◆ Description of the task ◆
Below are entries. Pull out all lines containing "JSON".
*** Opening Input data ***
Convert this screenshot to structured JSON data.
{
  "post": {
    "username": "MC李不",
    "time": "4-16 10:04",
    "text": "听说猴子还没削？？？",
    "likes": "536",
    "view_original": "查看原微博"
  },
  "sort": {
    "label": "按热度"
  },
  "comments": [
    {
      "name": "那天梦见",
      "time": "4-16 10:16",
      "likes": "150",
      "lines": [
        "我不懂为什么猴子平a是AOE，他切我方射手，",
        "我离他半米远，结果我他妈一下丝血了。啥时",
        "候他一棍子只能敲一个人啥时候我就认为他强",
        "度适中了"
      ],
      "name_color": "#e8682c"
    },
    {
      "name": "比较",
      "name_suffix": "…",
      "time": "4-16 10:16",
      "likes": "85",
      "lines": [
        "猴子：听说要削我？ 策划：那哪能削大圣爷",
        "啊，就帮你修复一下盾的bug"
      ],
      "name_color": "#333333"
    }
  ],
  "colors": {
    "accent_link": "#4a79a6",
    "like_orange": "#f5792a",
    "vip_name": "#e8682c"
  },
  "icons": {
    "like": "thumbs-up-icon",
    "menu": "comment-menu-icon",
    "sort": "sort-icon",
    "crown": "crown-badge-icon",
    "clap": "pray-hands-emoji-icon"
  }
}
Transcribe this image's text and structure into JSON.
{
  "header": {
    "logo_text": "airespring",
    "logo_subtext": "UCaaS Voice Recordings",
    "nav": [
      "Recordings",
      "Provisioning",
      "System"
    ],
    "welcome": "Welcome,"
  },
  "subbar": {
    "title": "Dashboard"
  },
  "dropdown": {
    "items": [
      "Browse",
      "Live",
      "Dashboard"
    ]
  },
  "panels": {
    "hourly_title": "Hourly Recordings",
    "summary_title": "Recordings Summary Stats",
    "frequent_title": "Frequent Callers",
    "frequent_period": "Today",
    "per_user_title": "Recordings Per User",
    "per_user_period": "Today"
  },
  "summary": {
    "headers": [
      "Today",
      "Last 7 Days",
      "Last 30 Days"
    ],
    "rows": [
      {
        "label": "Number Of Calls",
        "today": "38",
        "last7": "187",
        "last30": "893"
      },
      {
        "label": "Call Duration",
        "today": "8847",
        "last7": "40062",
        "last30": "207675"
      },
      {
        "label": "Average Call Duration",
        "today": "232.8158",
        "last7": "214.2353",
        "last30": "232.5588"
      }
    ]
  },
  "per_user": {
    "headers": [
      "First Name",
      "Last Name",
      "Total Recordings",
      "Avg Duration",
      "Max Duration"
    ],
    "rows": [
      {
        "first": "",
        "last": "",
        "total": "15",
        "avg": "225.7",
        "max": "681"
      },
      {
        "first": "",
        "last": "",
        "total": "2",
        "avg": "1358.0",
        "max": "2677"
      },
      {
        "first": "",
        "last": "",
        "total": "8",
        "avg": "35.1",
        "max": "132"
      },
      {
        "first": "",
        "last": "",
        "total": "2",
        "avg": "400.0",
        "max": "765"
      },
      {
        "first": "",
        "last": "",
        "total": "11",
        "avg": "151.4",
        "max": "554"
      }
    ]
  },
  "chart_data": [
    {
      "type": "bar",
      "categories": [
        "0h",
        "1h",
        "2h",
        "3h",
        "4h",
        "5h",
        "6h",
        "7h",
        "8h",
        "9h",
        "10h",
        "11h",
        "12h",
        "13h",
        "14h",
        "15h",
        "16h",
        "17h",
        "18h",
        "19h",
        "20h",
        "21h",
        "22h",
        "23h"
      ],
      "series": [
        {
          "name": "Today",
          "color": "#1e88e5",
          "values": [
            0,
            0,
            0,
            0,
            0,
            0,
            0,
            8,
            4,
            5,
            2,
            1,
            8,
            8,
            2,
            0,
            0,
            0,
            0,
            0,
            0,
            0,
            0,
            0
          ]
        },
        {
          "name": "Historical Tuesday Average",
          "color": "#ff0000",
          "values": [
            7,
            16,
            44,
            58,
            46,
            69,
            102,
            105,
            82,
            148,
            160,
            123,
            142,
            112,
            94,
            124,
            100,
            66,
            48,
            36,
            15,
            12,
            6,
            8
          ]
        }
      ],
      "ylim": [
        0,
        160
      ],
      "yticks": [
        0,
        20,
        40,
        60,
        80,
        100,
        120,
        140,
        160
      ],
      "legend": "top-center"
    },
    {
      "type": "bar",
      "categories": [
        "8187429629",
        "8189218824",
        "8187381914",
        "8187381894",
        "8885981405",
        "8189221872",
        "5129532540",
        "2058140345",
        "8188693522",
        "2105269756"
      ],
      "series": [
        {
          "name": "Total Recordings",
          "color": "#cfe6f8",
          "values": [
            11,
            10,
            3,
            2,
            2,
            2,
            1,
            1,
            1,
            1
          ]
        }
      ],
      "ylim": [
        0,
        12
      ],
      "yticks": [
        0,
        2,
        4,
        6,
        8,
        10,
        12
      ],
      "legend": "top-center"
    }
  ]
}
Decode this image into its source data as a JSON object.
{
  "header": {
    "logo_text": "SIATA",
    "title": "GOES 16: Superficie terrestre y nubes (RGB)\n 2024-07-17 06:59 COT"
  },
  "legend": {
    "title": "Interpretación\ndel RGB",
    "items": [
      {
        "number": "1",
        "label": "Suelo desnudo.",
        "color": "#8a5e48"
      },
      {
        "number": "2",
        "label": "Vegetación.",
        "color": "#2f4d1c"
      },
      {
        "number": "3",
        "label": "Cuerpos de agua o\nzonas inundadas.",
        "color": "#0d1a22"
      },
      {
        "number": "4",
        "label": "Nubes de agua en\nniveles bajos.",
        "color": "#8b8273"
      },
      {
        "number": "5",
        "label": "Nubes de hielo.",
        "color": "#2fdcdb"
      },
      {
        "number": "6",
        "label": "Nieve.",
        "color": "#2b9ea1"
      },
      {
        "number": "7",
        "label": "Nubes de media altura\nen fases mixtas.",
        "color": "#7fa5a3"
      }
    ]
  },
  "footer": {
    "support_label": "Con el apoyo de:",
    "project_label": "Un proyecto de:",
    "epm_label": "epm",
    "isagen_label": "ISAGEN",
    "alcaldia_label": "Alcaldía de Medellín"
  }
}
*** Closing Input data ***
◆ Solution to this problem ◆
Convert this screenshot to structured JSON data.
Transcribe this image's text and structure into JSON.
Decode this image into its source data as a JSON object.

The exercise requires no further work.